- ZFS has some awesome enterprise features you could only dream about on a home server until now
- Unlimited filesystem snapshots (how do you feel about recovering your system to exactly as it was in July 25th, 2009 at 6PM? ZFS can do that if you’ve taken hourly or daily snapshots since then)
- On the fly data compression. ZFS can compress data as it is written to disk. This can actually speed up your read/write speeds because although your physical disks may only be able to write at 100MB/s, if the data is 50% the size after compression, it can effectively be written at 200MB/s on that same physical disk.
- SSD Cache. Yep, this is the same kind of stuff (local tiered storage) that Dell, EMC, NetApp and others sell even “entry level” systems starting at tens of thousands of dollars, but for free (as in beer and as in speech).
- Datasets – these are just awesome. In ZFS there aren’t partitions, there are datasets. These can be used to manage settings for “partitions” of ZFS RAIDs. They can be used to create individual mount points, each sharing the data of the full RAID, but each potentially set up with individual snapshots, limits to how much data they can use, reserved space, compression settings, and more.
- This one I hesitate to mention because it’s designed for systems with TONS of RAM, more than we’ll be including in this hardware. ZFS can do block level deduplification. It works best with 2GB or more RAM per TB of space, so don’t turn this on unless you’ve got something like 16GB of RAM in your file server.
- Plenty of other nice bits as well, like automatically creating mount points for your ZFS disk RAIDs (called pools) and datasets, built-in monitoring utilities, configuration management tools and more
Ok, so there it is. Sold yet?
Let’s talk about an example build. I’ll update this post tomorrow with hardware I’d recommend for a low power, 4 disk home NAS using ZFS.

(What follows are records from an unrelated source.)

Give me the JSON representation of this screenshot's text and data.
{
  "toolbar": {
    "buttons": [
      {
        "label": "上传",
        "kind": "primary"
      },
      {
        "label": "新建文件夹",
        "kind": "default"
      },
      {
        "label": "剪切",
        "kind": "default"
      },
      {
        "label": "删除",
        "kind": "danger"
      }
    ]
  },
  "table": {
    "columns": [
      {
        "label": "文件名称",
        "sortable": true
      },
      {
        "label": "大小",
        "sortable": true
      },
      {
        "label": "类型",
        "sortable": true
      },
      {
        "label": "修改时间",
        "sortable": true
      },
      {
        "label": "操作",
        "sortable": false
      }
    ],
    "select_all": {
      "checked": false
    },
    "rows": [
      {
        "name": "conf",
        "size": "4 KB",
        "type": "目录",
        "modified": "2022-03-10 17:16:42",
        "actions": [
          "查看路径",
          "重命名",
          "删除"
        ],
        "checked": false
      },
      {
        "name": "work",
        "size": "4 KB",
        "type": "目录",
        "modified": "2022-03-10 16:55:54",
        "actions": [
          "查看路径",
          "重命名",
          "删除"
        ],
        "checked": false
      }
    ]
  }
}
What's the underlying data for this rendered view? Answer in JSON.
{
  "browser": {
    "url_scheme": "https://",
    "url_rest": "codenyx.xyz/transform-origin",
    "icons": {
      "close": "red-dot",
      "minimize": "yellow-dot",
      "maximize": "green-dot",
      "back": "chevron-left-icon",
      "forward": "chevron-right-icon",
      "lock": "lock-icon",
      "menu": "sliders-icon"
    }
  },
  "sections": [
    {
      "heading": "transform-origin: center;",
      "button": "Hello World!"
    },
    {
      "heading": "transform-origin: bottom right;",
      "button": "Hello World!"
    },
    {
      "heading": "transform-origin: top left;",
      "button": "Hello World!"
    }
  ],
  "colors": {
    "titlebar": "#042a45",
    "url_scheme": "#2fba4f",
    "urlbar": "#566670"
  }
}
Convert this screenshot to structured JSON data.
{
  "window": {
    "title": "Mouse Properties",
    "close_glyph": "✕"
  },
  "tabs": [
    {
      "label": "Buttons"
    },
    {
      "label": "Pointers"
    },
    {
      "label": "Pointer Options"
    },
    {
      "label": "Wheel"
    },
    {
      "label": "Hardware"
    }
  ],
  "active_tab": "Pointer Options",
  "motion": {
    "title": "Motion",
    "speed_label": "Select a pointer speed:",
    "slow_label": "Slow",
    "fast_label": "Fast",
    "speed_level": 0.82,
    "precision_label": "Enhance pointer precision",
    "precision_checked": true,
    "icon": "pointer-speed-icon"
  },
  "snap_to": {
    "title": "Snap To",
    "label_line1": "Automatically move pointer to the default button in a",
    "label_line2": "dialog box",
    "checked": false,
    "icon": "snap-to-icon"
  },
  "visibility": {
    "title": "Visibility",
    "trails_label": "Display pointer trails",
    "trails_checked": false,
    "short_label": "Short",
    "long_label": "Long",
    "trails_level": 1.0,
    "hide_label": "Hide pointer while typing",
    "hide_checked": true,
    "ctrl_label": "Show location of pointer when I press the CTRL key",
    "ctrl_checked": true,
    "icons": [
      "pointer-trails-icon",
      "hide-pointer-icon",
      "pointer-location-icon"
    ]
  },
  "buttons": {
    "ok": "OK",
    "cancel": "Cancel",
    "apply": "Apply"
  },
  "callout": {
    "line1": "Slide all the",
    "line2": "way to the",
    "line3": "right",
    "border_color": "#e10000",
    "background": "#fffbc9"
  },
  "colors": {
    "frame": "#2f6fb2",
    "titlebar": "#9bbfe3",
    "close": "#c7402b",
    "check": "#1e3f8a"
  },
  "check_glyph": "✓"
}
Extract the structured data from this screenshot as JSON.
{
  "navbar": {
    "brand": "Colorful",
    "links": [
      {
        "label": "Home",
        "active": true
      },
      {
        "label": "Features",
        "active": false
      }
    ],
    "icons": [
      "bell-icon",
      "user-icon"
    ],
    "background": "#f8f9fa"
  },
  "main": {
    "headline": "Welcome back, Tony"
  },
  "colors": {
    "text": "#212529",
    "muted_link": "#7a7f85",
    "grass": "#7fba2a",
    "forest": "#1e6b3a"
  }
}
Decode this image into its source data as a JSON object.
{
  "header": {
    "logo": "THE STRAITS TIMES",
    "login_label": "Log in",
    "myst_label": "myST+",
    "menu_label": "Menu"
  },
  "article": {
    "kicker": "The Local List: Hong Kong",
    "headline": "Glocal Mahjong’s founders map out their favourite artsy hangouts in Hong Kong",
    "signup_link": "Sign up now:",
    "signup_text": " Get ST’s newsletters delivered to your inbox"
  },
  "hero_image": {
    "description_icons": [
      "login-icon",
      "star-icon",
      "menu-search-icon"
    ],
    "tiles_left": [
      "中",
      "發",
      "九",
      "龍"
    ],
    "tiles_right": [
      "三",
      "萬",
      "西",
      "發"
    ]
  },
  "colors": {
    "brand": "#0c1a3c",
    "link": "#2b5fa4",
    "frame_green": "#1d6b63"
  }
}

Quick sneak peek:
- HP ProLiant N40L Micro Tower Server ($319) http://www.newegg.com/Product/Product.aspx?Item=N82E16859107052
- 4 x Western Digital Red ($129.99×4 = $519.96) http://www.newegg.com/Product/Product.aspx?Item=N82E1682223634
- USB Flash drive ($17.99) http://www.newegg.com/Product/Product.aspx?Item=N82E16820220253
- 8GB Unbuffered ECC Memory ($55.99) http://www.newegg.com/Product/Product.aspx?Item=N82E1682013926
- 120GB Intel 520 Series SSD ($129.99) http://www.newegg.com/Product/Product.aspx?Item=N82E16820167095
The SSD really isn’t needed for file server purposes, but if you’re interested in having an SSD cache, it’ll let you hit some crazy IOPs for cheap, plus really speed up directory listing and some other nice little performance boosts. 8GB of RAM I’d recommend but you can survive just fine on the 2GB stick that comes with it (albeit without a few nice performance improvements).
So that’s the basic hardware. An 8TB (6TB will be usable for storage) ZFS NAS starting at $856, or $1042 for an all out beast of a box that should handle hosting your home lab without much issue. The hardware is all designed for very low power usage, somewhere around 30-32 watts idle (with disks) and 37-45 watts under load (based on what others have reported). It’ll blow away anything you can get from the likes of Drobo, Synology, or Qnap until you start talking prices in the $550-$850 range before even buying the drives.